    Can an abuser be cured?

    Of course anything is possible.

    Here are the signs that an abuser is changing:

    • he is willing to be accountable to his spouse and others;
    •  he is willing to never have a sense of entitlement in any relationship, for any reason,
    •  he shows self-reflection and insight;
    • he stops blaming others or minimizing, justifying, or rationalizing his own attitudes and behaviors;
    • he listens to and validates others, including his spouse;
    • while he is never going to be perfect, when he messes up, he apologizes, shows insight into what he did wrong, shows remorse, and changes.

     

    Abusers in recovery are just like alcoholics in recovery

    Alcoholics can never even have one drink ever again in order to maintain sobriety. Abusers can’t be like “normal” people who may be rude or disrespectful at times. Recovery for an abuser needs to be different from what comes natural for the partner. Coddling an abuser and showing him empathy only exacerbates his entitlement. Recovery for an abuser requires that he does not allow himself to ever be rude, disrespectful, entitled, or invalidating ever again. Instead, he is humble and compassionate at all times. No excuses.

    About Sharie Stines, Psy.D

    Sharie Stines, Psy.D. is a recovery expert specializing in personality disorders, complex trauma and helping people overcome damage caused to their lives by addictions, abuse, trauma and dysfunctional relationships. Sharie is a counselor at LIfeline Counseling & Education Inc., in Whittier, California (www.lifelinecounseling.org).
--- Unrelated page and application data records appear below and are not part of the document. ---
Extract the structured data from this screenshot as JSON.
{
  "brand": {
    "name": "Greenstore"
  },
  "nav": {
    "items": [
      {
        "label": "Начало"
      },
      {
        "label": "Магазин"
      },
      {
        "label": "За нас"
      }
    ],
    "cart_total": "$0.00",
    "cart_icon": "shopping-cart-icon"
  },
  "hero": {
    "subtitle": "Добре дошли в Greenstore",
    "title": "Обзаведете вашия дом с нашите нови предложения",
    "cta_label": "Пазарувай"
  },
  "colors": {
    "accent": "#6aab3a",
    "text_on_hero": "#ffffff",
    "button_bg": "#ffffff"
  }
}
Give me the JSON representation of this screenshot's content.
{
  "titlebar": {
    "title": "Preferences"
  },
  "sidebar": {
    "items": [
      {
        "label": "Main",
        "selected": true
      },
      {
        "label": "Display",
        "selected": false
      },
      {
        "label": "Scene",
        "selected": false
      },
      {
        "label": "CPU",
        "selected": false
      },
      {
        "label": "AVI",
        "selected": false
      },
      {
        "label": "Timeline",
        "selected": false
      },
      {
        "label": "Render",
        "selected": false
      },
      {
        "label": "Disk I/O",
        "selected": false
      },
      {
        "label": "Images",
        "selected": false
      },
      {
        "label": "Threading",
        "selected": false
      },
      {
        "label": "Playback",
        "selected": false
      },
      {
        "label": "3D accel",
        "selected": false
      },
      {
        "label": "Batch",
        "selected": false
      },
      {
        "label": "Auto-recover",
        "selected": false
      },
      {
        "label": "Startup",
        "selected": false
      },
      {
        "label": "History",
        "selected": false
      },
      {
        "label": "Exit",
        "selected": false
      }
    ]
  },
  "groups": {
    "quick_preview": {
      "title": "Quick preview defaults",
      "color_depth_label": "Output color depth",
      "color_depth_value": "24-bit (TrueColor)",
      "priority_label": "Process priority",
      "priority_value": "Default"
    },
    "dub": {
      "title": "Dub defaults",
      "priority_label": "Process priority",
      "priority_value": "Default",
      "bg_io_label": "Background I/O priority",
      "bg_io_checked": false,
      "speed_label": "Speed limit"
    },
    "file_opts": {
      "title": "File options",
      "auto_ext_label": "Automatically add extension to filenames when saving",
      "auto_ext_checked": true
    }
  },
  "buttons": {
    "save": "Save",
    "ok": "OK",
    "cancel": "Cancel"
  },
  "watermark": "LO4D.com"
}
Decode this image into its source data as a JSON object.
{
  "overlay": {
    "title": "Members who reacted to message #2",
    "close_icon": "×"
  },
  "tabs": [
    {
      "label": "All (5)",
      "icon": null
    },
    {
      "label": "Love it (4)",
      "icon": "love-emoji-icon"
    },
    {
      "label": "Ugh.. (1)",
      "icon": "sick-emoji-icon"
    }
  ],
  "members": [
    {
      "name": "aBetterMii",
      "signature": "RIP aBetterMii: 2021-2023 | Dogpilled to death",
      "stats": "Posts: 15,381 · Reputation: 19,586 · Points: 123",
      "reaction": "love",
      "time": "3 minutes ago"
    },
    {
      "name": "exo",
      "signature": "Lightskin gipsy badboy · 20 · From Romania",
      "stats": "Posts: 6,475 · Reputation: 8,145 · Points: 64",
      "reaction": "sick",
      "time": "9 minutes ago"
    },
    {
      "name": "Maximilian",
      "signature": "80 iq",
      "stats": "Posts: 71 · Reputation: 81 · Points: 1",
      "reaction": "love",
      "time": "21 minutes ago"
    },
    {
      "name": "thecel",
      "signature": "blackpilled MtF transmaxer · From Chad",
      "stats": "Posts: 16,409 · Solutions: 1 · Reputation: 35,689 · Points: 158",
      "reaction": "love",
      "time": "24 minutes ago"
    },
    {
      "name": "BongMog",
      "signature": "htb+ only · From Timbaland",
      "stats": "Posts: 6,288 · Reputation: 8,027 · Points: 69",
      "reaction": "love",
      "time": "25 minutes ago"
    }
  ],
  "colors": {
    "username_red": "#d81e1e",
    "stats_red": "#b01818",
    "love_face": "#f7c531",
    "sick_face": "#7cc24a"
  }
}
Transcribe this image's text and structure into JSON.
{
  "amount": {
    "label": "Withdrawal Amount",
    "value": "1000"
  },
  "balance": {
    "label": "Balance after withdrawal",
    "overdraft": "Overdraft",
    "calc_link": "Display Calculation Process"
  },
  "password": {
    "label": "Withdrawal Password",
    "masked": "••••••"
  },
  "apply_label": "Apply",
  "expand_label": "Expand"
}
    Edited for readability   Source: Recognizing and Changing an Abusive Relationship | The Recovery Expert